For Tiger, It’s All About the Ads


Graphic by Alix Neenan '12

Kate McNee ’11
Head Copy Editor

Graphic by Alix Neenan '12

On Feb. 19, during break, I, like many other students I’m sure, was watching the Olympics when I decided to turn on Tiger Woods’ press conference about his infidelity.

This is a bold statement to say, but, in a way, I found Tiger Woods’ whole press conference pretty sad and amusing.

Of course, I don’t find what he did funny. Being married with two children and hooking up with over 12 gross, random girls is horrifying, especially since he pretended to be such a role model. 

But, as the press conference itself goes, it had such undertones and hidden (not really, though) agendas that it was pathetic.

Obviously, the speech’s main intent was not to “apologize to the public.”

Although I don’t doubt that Tiger is (somewhat) sorry for his actions, and that he feels bad for being a bad example to so many, I seriously doubt he would have done it if his endorsements, and his $100 million income (versus his roughly seven million from golf), didn’t depend upon it.

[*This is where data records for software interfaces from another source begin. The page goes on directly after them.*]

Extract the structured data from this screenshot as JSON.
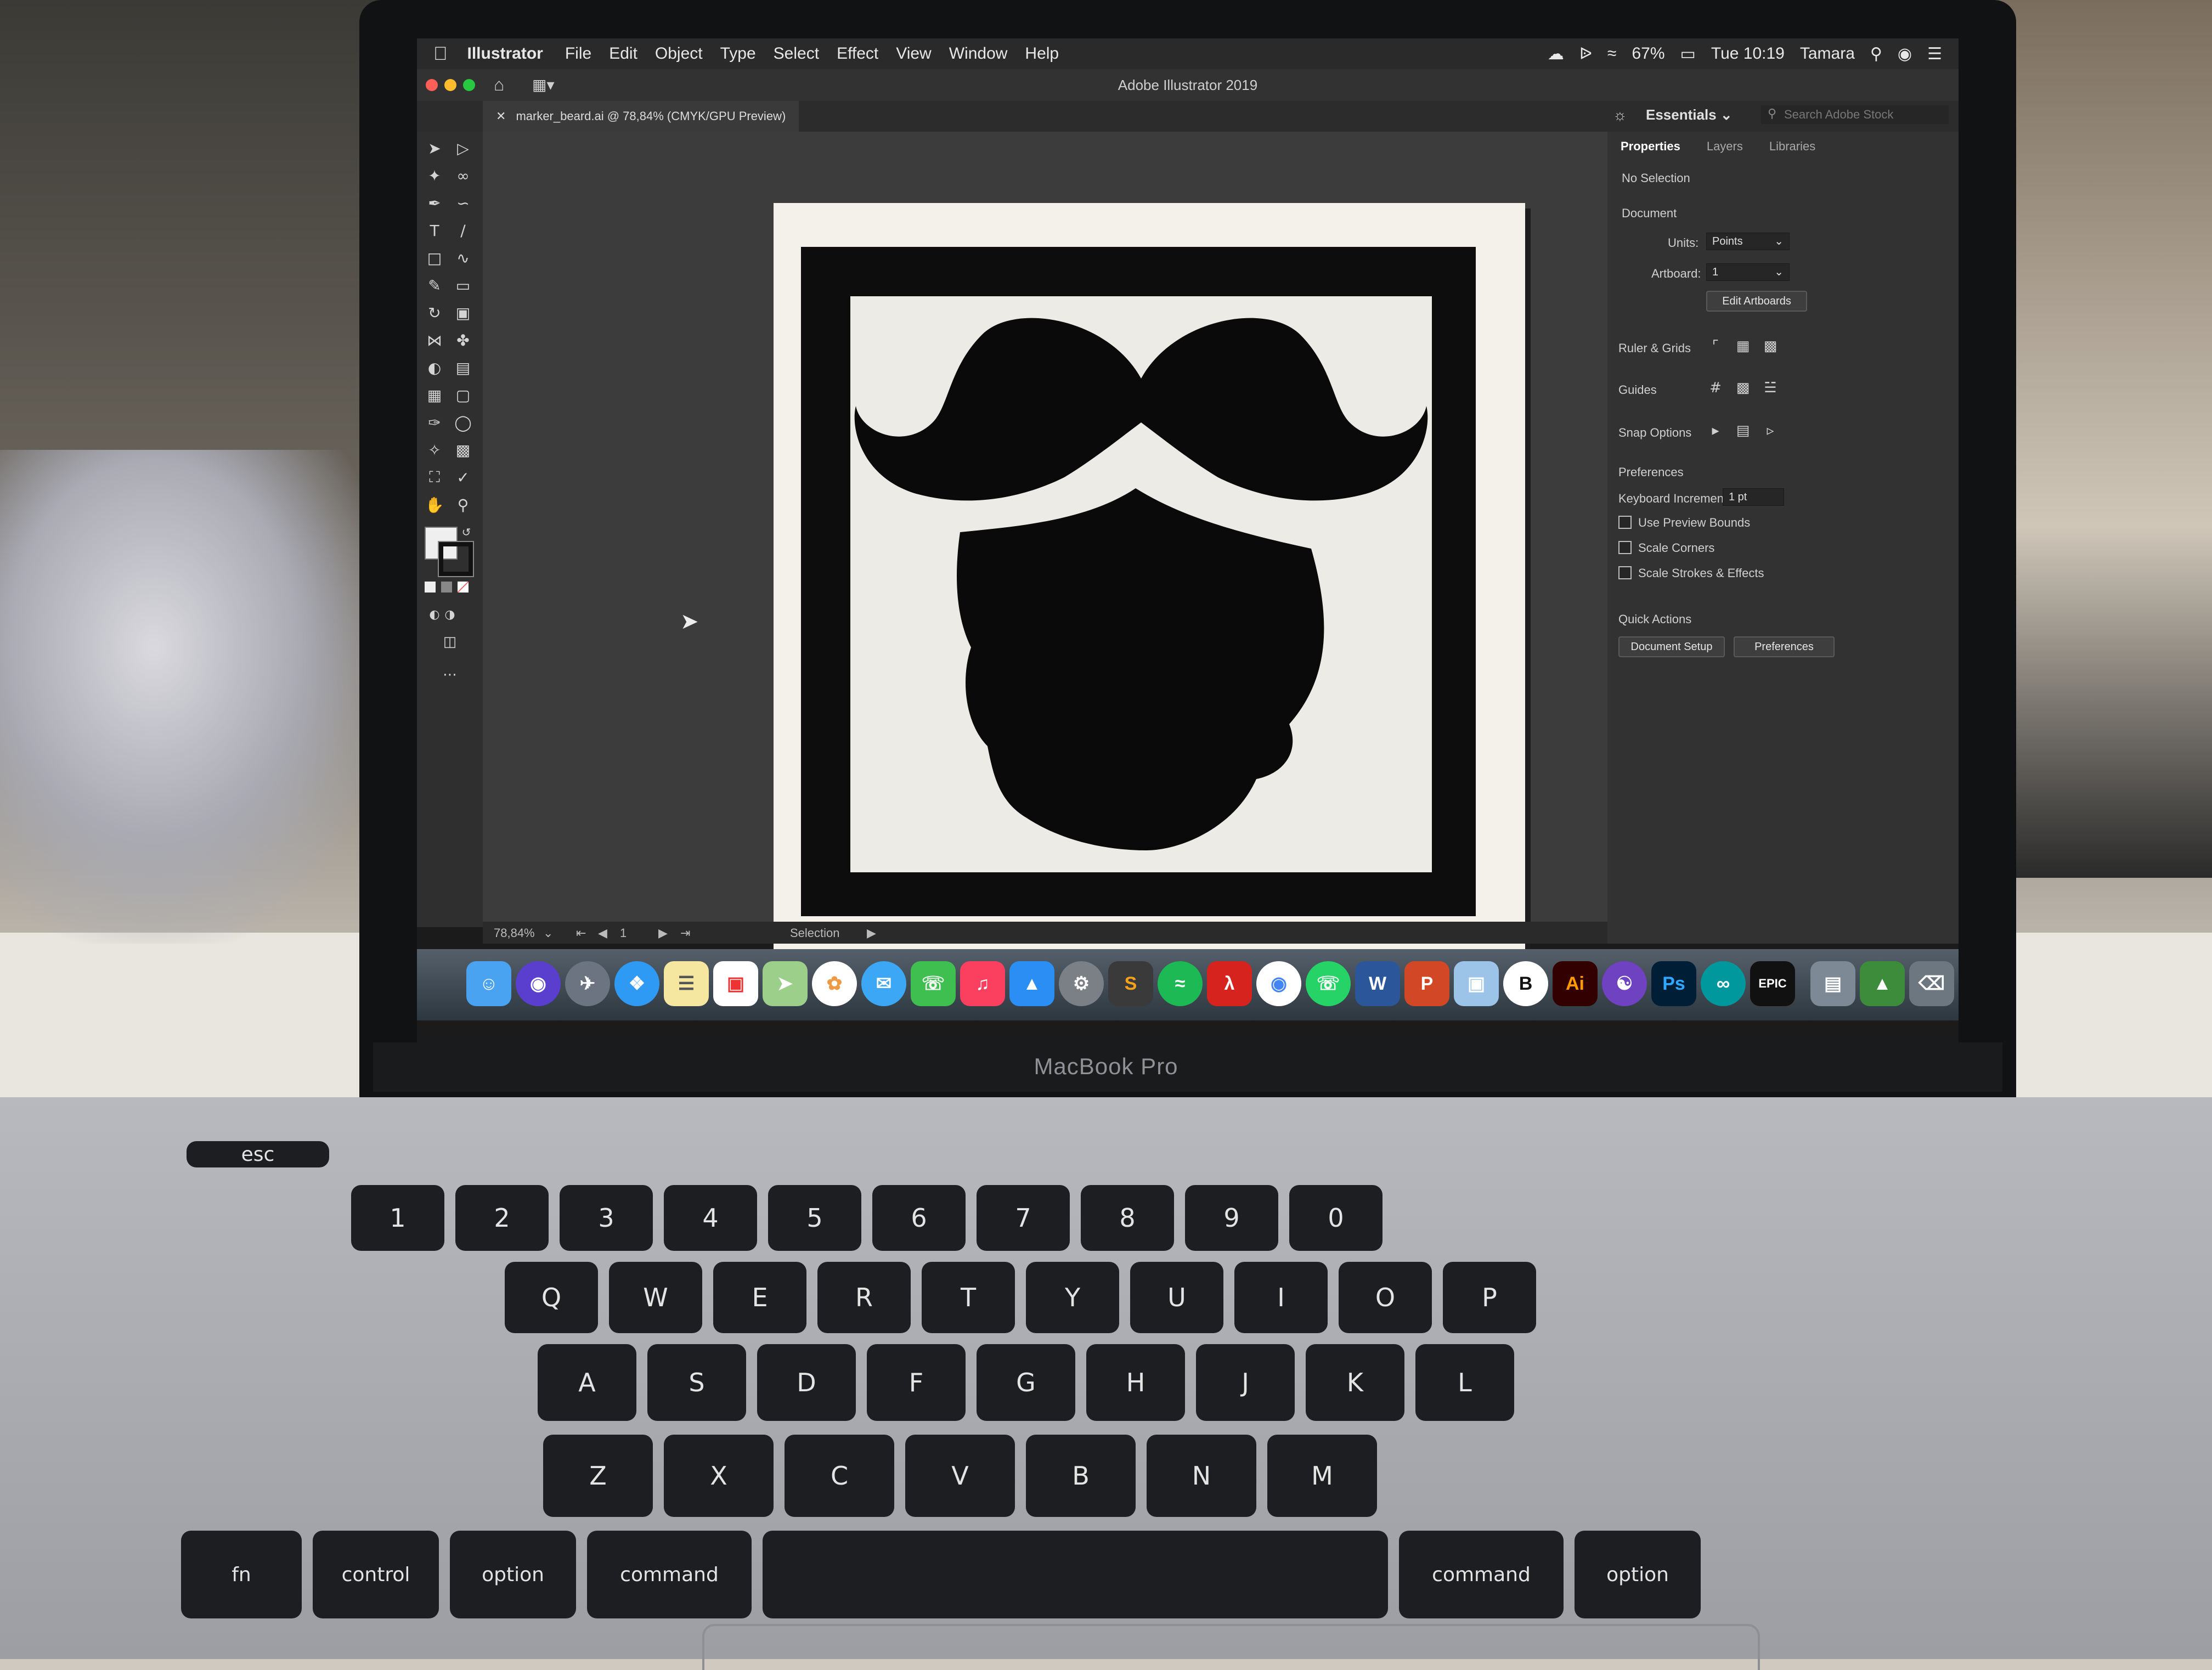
{
  "menubar": {
    "app_name": "Illustrator",
    "menus": [
      "File",
      "Edit",
      "Object",
      "Type",
      "Select",
      "Effect",
      "View",
      "Window",
      "Help"
    ],
    "battery": "67%",
    "clock": "Tue 10:19",
    "user": "Tamara"
  },
  "window": {
    "title": "Adobe Illustrator 2019",
    "document_tab": "marker_beard.ai @ 78,84% (CMYK/GPU Preview)",
    "workspace": "Essentials",
    "stock_search_placeholder": "Search Adobe Stock"
  },
  "statusbar": {
    "zoom": "78,84%",
    "artboard": "1",
    "tool": "Selection"
  },
  "properties_panel": {
    "tabs": [
      "Properties",
      "Layers",
      "Libraries"
    ],
    "selection": "No Selection",
    "document_heading": "Document",
    "units_label": "Units:",
    "units_value": "Points",
    "artboard_label": "Artboard:",
    "artboard_value": "1",
    "edit_artboards": "Edit Artboards",
    "ruler_grids": "Ruler & Grids",
    "guides": "Guides",
    "snap_options": "Snap Options",
    "preferences_heading": "Preferences",
    "keyboard_increment_label": "Keyboard Increment:",
    "keyboard_increment_value": "1 pt",
    "checkboxes": [
      "Use Preview Bounds",
      "Scale Corners",
      "Scale Strokes & Effects"
    ],
    "quick_actions": "Quick Actions",
    "document_setup": "Document Setup",
    "preferences_button": "Preferences"
  },
  "dock": {
    "labels": {
      "illustrator": "Ai",
      "photoshop": "Ps",
      "epic": "EPIC"
    }
  },
  "hardware": {
    "brand": "MacBook Pro",
    "keys": {
      "esc": "esc",
      "row_num": [
        "1",
        "2",
        "3",
        "4",
        "5",
        "6",
        "7",
        "8",
        "9",
        "0"
      ],
      "row_q": [
        "Q",
        "W",
        "E",
        "R",
        "T",
        "Y",
        "U",
        "I",
        "O",
        "P"
      ],
      "row_a": [
        "A",
        "S",
        "D",
        "F",
        "G",
        "H",
        "J",
        "K",
        "L"
      ],
      "row_z": [
        "Z",
        "X",
        "C",
        "V",
        "B",
        "N",
        "M"
      ],
      "fn": "fn",
      "control": "control",
      "option": "option",
      "command": "command"
    }
  },
  "colors": {
    "ui_dark": "#323232",
    "artboard": "#f3f1ea",
    "artwork": "#0d0d0d",
    "illustrator_orange": "#ff9a00",
    "photoshop_blue": "#31a8ff"
  }
}
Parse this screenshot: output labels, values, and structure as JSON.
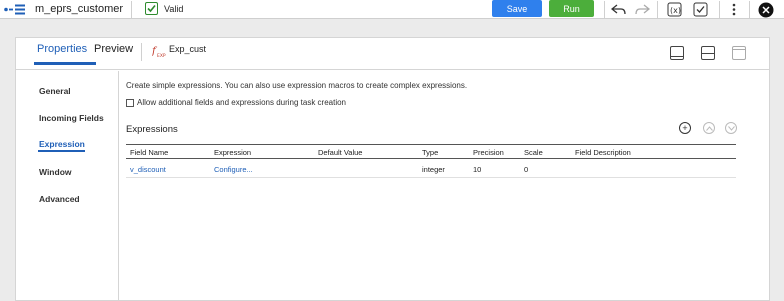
{
  "topbar": {
    "mapping_name": "m_eprs_customer",
    "validation_status": "Valid",
    "save_label": "Save",
    "run_label": "Run",
    "icons": [
      "mapping-icon",
      "undo-icon",
      "redo-icon",
      "expression-function-icon",
      "validate-icon",
      "more-options-icon",
      "close-icon"
    ]
  },
  "panel": {
    "tabs": [
      {
        "label": "Properties",
        "active": true
      },
      {
        "label": "Preview",
        "active": false
      }
    ],
    "object_name": "Exp_cust",
    "object_icon": "expression-transformation-icon",
    "layout_icons": [
      "layout-maximize-icon",
      "layout-split-icon",
      "layout-minimize-icon"
    ]
  },
  "sidenav": {
    "items": [
      {
        "label": "General",
        "active": false
      },
      {
        "label": "Incoming Fields",
        "active": false
      },
      {
        "label": "Expression",
        "active": true
      },
      {
        "label": "Window",
        "active": false
      },
      {
        "label": "Advanced",
        "active": false
      }
    ]
  },
  "content": {
    "description": "Create simple expressions. You can also use expression macros to create complex expressions.",
    "checkbox_label": "Allow additional fields and expressions during task creation",
    "checkbox_checked": false,
    "section_title": "Expressions",
    "columns": [
      "Field Name",
      "Expression",
      "Default Value",
      "Type",
      "Precision",
      "Scale",
      "Field Description"
    ],
    "rows": [
      {
        "field_name": "v_discount",
        "expression": "Configure...",
        "default_value": "",
        "type": "integer",
        "precision": "10",
        "scale": "0",
        "field_description": ""
      }
    ]
  },
  "colors": {
    "accent": "#1f5fb7",
    "save": "#2f80ed",
    "run": "#4cae3b",
    "valid": "#2e8b2e"
  }
}
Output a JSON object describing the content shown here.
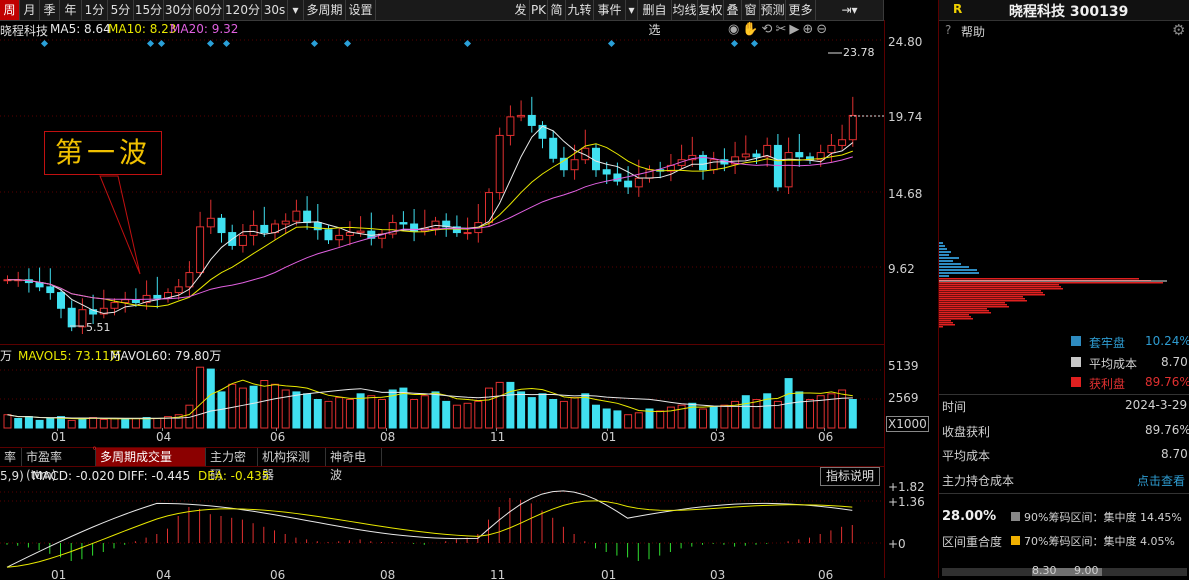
{
  "toolbar": {
    "periods": [
      "周",
      "月",
      "季",
      "年",
      "1分",
      "5分",
      "15分",
      "30分",
      "60分",
      "120分",
      "30s"
    ],
    "period_dropdown": "▾",
    "multi_period": "多周期",
    "settings": "设置",
    "right_buttons": [
      "发",
      "PK",
      "简",
      "九转",
      "事件",
      "▾",
      "删自选",
      "均线",
      "复权",
      "叠",
      "窗",
      "预测",
      "更多"
    ],
    "active": "周"
  },
  "info_bar": {
    "stock_name": "晓程科技",
    "ma5": "MA5: 8.64",
    "ma10": "MA10: 8.23",
    "ma20": "MA20: 9.32"
  },
  "price_axis": [
    "24.80",
    "19.74",
    "14.68",
    "9.62"
  ],
  "annotations": {
    "high": "23.78",
    "low": "5.51",
    "callout": "第一波"
  },
  "volume": {
    "label_prefix": "万",
    "mavol5": "MAVOL5: 73.11万",
    "mavol60": "MAVOL60: 79.80万",
    "axis": [
      "5139",
      "2569",
      "X1000"
    ]
  },
  "time_axis": [
    "01",
    "04",
    "06",
    "08",
    "11",
    "01",
    "03",
    "06"
  ],
  "indicator_tabs": [
    "率",
    "市盈率(ttm)",
    "多周期成交量",
    "主力密码",
    "机构探测器",
    "神奇电波"
  ],
  "indicator_tab_active": "多周期成交量",
  "indicator_tab_dot": "°",
  "macd": {
    "prefix": "5,9)",
    "macd": "MACD: -0.020",
    "diff": "DIFF: -0.445",
    "dea": "DEA: -0.435",
    "explain": "指标说明",
    "axis": [
      "+1.82",
      "+1.36",
      "+0"
    ]
  },
  "right_panel": {
    "code_letter": "R",
    "title": "晓程科技 300139",
    "help": "帮助",
    "legend": [
      {
        "label": "套牢盘",
        "value": "10.24%",
        "color": "#2e8bc0"
      },
      {
        "label": "平均成本",
        "value": "8.70",
        "color": "#c8c8c8"
      },
      {
        "label": "获利盘",
        "value": "89.76%",
        "color": "#e02020"
      }
    ],
    "rows": [
      {
        "label": "时间",
        "value": "2024-3-29"
      },
      {
        "label": "收盘获利",
        "value": "89.76%"
      },
      {
        "label": "平均成本",
        "value": "8.70"
      },
      {
        "label": "主力持仓成本",
        "value": "点击查看"
      }
    ],
    "concentration": {
      "pct": "28.00%",
      "label": "区间重合度",
      "r90": "90%筹码区间：集中度 14.45%",
      "r70": "70%筹码区间：集中度 4.05%",
      "bottom": [
        "8.30",
        "9.00"
      ]
    }
  }
}
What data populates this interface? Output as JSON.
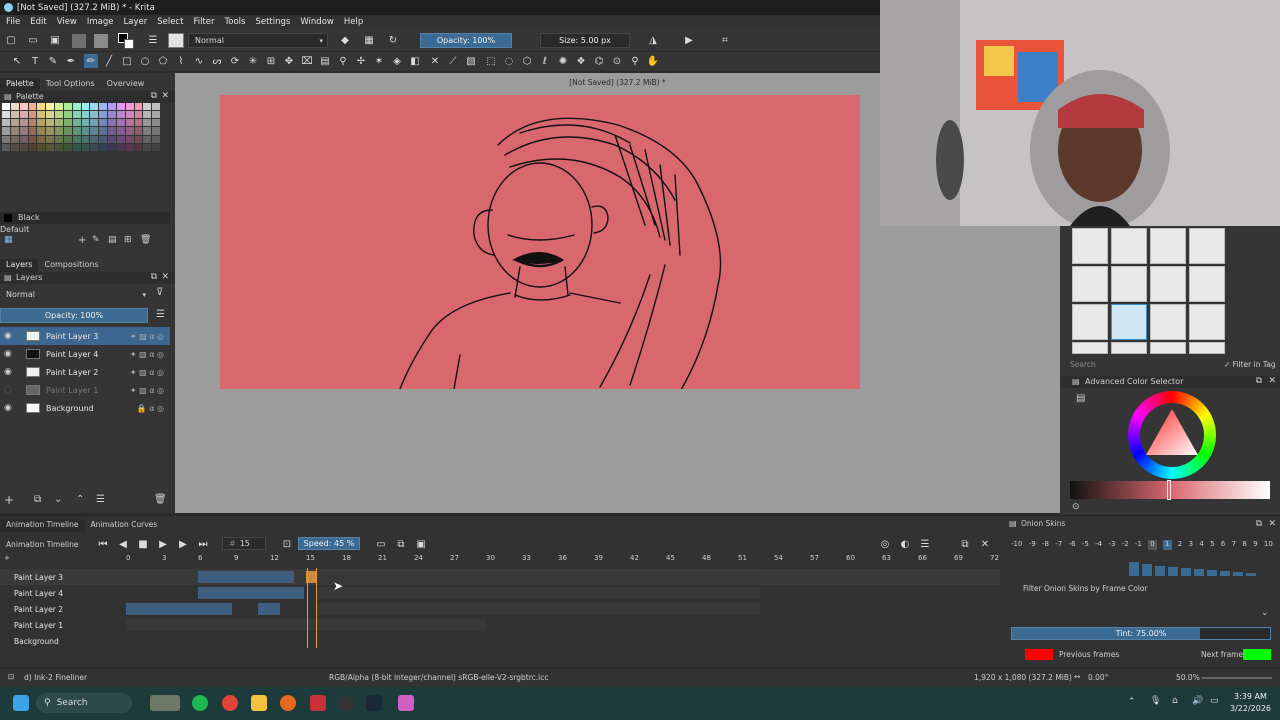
{
  "window": {
    "title": "[Not Saved]  (327.2 MiB) * - Krita"
  },
  "menu": [
    "File",
    "Edit",
    "View",
    "Image",
    "Layer",
    "Select",
    "Filter",
    "Tools",
    "Settings",
    "Window",
    "Help"
  ],
  "toolbar": {
    "blend_mode": "Normal",
    "opacity": "Opacity: 100%",
    "size": "Size: 5.00 px"
  },
  "left_dock": {
    "tabs": [
      "Palette",
      "Tool Options",
      "Overview"
    ],
    "palette_name": "Palette",
    "current_color_name": "Black",
    "palette_set": "Default",
    "layers_tabs": [
      "Layers",
      "Compositions"
    ],
    "layers_blend": "Normal",
    "layers_opacity": "Opacity:  100%",
    "layers": [
      {
        "name": "Paint Layer 3",
        "selected": true
      },
      {
        "name": "Paint Layer 4",
        "selected": false
      },
      {
        "name": "Paint Layer 2",
        "selected": false
      },
      {
        "name": "Paint Layer 1",
        "selected": false
      },
      {
        "name": "Background",
        "selected": false
      }
    ]
  },
  "canvas": {
    "title": "[Not Saved]  (327.2 MiB) *",
    "background": "#d9676e"
  },
  "right_dock": {
    "search_placeholder": "Search",
    "filter_in_tag": "Filter in Tag",
    "color_selector_title": "Advanced Color Selector"
  },
  "animation": {
    "tabs": [
      "Animation Timeline",
      "Animation Curves"
    ],
    "label": "Animation Timeline",
    "current_frame": "15",
    "speed": "Speed: 45 %",
    "ruler": [
      "0",
      "3",
      "6",
      "9",
      "12",
      "15",
      "18",
      "21",
      "24",
      "27",
      "30",
      "33",
      "36",
      "39",
      "42",
      "45",
      "48",
      "51",
      "54",
      "57",
      "60",
      "63",
      "66",
      "69",
      "72"
    ],
    "layers": [
      "Paint Layer 3",
      "Paint Layer 4",
      "Paint Layer 2",
      "Paint Layer 1",
      "Background"
    ]
  },
  "onion": {
    "title": "Onion Skins",
    "numbers": [
      "-10",
      "-9",
      "-8",
      "-7",
      "-6",
      "-5",
      "-4",
      "-3",
      "-2",
      "-1",
      "0",
      "1",
      "2",
      "3",
      "4",
      "5",
      "6",
      "7",
      "8",
      "9",
      "10"
    ],
    "filter_label": "Filter Onion Skins by Frame Color",
    "tint": "Tint: 75.00%",
    "previous_frames": "Previous frames",
    "next_frames": "Next frames",
    "previous_color": "#ff0000",
    "next_color": "#00ff00"
  },
  "statusbar": {
    "brush": "d) Ink-2 Fineliner",
    "color_info": "RGB/Alpha (8-bit integer/channel)  sRGB-elle-V2-srgbtrc.icc",
    "dimensions": "1,920 x 1,080 (327.2 MiB)",
    "rotation": "0.00°",
    "zoom": "50.0%"
  },
  "taskbar": {
    "search": "Search",
    "time": "3:39 AM",
    "date": "3/22/2026"
  }
}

It was clearly an apology and a plea to his endorsers. As one interesting person on a blog site said, he was basically saying “sorry for no longer being profitable.” Even though he only had his “closest friends” (and his mom) at the conference, he was obviously talking to his endorsers.

Evidence of this was Tiger’s elegantly-delivered monotone of a speech, which was seemed to be written by his managers. Tiger apologized to about half the globe: his advertisers, his wife, his children, his fans, everyone. Clearly, the goal was to repair his image, so he wouldn’t make the companies sponsoring him look bad.

He walked in with the speech, and didn’t utter more than about two clauses without retreating to his notes. This didn’t surprise me all that much because even to someone like me, who hasn’t watched tons of golf, I can tell that Tiger’s image has been carefully crafted and devoid of spontaneity.

The unauthentic nature of his speech was further emphasized in how he spoke with sparse voice inflection and no emotion.

I understand that telling America about your giant love fest is no easy feat. But in order to detract from the fact that he was expressing emotions someone else wrote down for him, he probably should have mixed it up a bit. Maybe put the paper aside once.

Tiger’s stares through the camera, when he would tell America that he was “truly sorry,” were painfully unnatural and seemingly timed; whenever he did one of these stares, it felt plain awkward and uncomfortable.

So, basically, Tiger’s press conference was the result of economic incentive… even though he spent the entire time talking about his sorrow, regret, and something about Buddhism.

I’m sure he’s really sorry. Sorry he got caught.